In 2005, the NCRI played a major role in spreading unsubstantiated rumors of “gay executions” in Iran to a gullible Peter Tatchell and others.
They’ve been a recurrent source of alarmist rumor about Iran’s nuclear program, serving sometimes as a proxy and puppet for both the US and Israel to get their own versions out — but, as Patrick Cockburn writes about the “strange, highly disciplined, cult-like organisation,” The problem with the US-Iranian proxy war is that neither side quite controls their own proxies to the degree the other side imagines.
The Supreme Leader of Iran, Ayatollah Ali Khameini, had used “his own website” to issue a fatwa barring men and women from chatting together online, “given the immorality that often applies to this.” The story got retweeted by real human rights activists, like Suzanne Nossel, head of the PEN American Center: And by fake ones, like Ben Weinthal, paid to propagandize for an Iran war by the so-called Foundation for Defense of Democracies: Robert Spencer, the highly profit-making one-man Islamophobic road show, seized on it: And for some reason, the story seems to have been a big hit in Indonesia, where perhaps it allowed believers in a notoriously syncretic Islam to laugh at those crazy Iranians: Here’s my question, though: can be about anything.
It means any interpretation of Islamic jurisprudence issued by a qualified scholar, usually in response to a believer’s question.
(The NCRI’s website is apparently hosted in Michigan, in the US, but its clock seems to be set to the time of the NCRI’s Paris headquarters.) Next to come, it seems, was the giant Saudi news channel, which posted a story about the alleged fatwa on its English site at an unlisted time on January 7, and on its Arabic site at GMT (that would be about eight hours and fifteen minutes after the NCRI story, if all the times are correct).
It doesn’t mention the NCRI version, but my guess is that’s its source. Despite all the petro-funding it’s had only limited success — it comes in second to Al Jazeera even among Saudi viewers — but it’s becoming to the American right wing what the earnest Jimmy Olsens of Qatar are to certain US lefties: a convenient confirmer of prejudices.
The NCRI is a political mouthpiece for the (Me K, the People’s Mojahedin), an exile organization with the attributes of a cult that demands absolute loyalty from its members, enforces allegiance to its semi-deified leaders, and stands accused of extensive human rights abuses.
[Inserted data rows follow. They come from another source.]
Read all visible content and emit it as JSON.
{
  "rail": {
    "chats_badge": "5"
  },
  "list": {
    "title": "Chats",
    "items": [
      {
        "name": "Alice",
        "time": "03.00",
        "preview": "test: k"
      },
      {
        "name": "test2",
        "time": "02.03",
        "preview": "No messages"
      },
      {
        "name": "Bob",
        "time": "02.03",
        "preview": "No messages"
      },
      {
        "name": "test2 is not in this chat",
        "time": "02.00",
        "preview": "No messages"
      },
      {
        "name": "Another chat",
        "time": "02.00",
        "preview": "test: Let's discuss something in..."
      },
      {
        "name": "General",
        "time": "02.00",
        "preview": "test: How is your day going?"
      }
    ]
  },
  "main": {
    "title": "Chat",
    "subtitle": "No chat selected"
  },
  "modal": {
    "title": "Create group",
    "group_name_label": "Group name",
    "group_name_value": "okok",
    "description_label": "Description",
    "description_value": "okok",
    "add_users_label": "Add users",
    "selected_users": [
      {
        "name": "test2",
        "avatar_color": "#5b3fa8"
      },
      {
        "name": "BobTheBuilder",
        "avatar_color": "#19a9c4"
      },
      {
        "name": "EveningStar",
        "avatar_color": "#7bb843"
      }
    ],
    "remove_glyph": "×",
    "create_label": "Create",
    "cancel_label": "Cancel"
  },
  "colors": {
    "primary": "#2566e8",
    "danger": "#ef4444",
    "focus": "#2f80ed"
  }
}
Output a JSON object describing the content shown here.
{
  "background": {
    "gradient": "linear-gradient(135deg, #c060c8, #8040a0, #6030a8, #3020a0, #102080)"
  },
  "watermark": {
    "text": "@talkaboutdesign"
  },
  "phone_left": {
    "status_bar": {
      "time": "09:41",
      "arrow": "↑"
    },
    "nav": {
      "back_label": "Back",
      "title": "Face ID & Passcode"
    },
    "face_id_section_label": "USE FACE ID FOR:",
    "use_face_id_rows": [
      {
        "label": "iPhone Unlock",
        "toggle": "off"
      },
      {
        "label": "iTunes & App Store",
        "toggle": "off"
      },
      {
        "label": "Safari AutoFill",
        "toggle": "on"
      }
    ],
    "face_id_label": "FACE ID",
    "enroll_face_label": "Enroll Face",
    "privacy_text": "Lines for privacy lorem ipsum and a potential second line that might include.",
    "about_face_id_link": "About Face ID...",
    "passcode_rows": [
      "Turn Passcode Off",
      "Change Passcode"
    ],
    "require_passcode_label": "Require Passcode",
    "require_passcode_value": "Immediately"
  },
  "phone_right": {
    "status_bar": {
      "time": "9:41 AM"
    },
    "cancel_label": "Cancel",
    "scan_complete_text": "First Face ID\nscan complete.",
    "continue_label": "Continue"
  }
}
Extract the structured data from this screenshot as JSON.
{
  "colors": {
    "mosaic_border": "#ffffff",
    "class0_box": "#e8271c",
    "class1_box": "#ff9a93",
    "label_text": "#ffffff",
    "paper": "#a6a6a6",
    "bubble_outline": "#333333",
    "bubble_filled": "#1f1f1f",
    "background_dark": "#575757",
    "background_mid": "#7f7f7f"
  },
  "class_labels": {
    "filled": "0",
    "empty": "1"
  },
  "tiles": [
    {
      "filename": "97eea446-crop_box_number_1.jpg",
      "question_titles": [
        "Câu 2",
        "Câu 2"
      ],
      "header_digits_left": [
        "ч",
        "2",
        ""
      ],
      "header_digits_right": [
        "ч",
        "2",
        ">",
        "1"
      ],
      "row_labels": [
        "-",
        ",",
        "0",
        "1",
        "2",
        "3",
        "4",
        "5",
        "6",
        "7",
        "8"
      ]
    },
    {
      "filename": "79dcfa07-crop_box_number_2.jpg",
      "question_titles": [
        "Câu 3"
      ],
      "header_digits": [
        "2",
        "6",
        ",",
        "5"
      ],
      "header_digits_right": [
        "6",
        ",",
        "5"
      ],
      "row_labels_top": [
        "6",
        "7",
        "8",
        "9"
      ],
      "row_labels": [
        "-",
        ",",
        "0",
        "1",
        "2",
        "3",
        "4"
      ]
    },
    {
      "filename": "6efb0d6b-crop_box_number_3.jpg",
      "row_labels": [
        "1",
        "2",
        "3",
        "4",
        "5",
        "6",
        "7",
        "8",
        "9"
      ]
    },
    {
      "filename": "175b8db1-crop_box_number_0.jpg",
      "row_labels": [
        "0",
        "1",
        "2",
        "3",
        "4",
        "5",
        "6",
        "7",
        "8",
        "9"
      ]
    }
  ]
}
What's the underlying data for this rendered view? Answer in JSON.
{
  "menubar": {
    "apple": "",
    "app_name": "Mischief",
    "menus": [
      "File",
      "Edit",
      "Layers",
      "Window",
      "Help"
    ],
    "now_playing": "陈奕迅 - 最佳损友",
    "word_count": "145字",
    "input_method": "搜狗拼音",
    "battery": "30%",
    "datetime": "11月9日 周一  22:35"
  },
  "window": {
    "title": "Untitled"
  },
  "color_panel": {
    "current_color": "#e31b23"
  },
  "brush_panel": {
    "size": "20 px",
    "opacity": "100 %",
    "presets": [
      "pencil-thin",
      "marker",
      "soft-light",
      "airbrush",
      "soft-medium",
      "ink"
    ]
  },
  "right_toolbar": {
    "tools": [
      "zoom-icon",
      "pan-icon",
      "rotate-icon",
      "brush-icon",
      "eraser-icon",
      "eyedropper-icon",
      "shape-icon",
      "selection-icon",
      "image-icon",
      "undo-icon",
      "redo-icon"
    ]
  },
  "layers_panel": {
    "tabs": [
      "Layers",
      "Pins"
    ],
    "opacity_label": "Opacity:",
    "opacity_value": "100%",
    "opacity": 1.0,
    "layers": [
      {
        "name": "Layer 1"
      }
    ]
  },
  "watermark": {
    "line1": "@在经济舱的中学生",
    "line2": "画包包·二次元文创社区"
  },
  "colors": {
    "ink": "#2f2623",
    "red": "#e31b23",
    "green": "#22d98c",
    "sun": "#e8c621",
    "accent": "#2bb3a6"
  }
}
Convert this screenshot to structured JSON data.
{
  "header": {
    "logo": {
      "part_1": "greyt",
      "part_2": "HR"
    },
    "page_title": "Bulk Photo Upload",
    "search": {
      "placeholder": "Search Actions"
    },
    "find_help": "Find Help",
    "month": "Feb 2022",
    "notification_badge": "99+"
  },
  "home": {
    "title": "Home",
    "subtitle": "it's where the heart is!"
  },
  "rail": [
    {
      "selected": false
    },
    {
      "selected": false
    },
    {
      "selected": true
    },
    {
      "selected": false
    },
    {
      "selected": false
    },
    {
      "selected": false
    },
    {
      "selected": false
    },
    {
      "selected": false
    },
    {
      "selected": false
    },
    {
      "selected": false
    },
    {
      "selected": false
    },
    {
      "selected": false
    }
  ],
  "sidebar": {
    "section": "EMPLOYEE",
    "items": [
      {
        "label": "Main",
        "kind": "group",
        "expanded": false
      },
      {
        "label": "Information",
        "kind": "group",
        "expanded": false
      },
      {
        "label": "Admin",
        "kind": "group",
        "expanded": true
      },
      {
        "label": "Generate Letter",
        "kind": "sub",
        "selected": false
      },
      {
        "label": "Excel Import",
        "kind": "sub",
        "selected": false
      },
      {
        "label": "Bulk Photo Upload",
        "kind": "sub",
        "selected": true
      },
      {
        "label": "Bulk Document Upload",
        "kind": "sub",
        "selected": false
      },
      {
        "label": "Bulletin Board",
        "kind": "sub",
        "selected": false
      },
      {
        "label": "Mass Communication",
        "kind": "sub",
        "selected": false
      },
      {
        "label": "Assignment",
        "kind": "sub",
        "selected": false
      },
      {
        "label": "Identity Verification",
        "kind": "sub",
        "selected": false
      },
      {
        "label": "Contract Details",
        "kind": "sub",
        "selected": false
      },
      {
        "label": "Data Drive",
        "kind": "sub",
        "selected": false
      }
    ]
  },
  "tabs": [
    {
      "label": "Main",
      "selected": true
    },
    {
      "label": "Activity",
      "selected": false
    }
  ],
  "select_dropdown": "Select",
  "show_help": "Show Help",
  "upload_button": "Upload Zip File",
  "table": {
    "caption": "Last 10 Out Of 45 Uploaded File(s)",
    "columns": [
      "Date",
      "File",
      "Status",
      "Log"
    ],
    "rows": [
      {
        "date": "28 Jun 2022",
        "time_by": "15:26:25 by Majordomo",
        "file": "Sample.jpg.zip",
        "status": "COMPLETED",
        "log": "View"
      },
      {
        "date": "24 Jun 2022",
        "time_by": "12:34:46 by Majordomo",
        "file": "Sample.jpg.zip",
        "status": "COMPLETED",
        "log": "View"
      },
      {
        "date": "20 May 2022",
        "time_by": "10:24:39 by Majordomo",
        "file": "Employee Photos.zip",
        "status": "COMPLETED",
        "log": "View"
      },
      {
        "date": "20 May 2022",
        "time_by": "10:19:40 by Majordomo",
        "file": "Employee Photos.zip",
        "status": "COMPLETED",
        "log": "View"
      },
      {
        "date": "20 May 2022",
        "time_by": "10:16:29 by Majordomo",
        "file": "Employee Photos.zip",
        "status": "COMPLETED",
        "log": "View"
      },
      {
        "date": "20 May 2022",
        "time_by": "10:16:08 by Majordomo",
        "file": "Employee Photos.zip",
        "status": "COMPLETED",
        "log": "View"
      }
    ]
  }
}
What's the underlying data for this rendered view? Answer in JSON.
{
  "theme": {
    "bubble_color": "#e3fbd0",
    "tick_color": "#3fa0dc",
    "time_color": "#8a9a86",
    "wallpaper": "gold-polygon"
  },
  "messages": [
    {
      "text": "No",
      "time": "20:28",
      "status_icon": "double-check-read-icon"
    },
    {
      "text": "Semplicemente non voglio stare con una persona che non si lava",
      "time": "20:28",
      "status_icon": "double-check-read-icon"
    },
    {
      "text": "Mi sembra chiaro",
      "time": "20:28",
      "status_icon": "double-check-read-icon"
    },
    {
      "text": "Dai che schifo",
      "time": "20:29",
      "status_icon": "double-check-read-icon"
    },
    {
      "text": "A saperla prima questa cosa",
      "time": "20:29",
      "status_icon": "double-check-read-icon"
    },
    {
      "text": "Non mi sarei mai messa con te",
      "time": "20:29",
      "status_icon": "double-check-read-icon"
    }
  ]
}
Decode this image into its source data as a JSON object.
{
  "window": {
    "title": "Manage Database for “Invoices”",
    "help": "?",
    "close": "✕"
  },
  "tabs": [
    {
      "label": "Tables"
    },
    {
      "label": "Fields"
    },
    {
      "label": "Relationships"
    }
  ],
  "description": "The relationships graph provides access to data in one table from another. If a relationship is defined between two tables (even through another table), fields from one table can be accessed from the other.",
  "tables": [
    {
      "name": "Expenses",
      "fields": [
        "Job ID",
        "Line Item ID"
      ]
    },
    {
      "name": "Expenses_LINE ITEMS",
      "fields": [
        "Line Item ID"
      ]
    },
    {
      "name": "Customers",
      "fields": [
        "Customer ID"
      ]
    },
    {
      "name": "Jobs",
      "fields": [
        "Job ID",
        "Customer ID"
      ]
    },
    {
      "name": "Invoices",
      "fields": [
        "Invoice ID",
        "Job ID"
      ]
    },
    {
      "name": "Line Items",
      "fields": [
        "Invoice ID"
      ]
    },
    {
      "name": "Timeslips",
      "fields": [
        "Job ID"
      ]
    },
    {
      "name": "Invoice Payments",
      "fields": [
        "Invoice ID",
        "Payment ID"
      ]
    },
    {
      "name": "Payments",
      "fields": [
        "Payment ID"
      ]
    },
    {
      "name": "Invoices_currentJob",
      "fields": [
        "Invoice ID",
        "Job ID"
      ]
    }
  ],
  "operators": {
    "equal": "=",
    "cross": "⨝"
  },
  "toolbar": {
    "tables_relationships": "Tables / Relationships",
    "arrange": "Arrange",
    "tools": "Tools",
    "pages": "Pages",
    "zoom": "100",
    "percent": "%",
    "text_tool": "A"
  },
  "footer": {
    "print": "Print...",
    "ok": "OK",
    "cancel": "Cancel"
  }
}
The Me K and NCRIhave long specialized in disseminating sensational fictions about Iran that capture public attention and create a propaganda storm.
So far as I can see, it comes from two sources, each with a reputation for misrepresentation and bias.
The first, apparently, was the website of the National Council of Resistance of Iran.
About Iran: Thanks to the verbal war between Washington and Tehran, Everyone who loves politics knows Tehran is the Iranian capital. Iranian Chat Room Rules: Even though you're allowed to find love, please note that this is not like an online dating service website.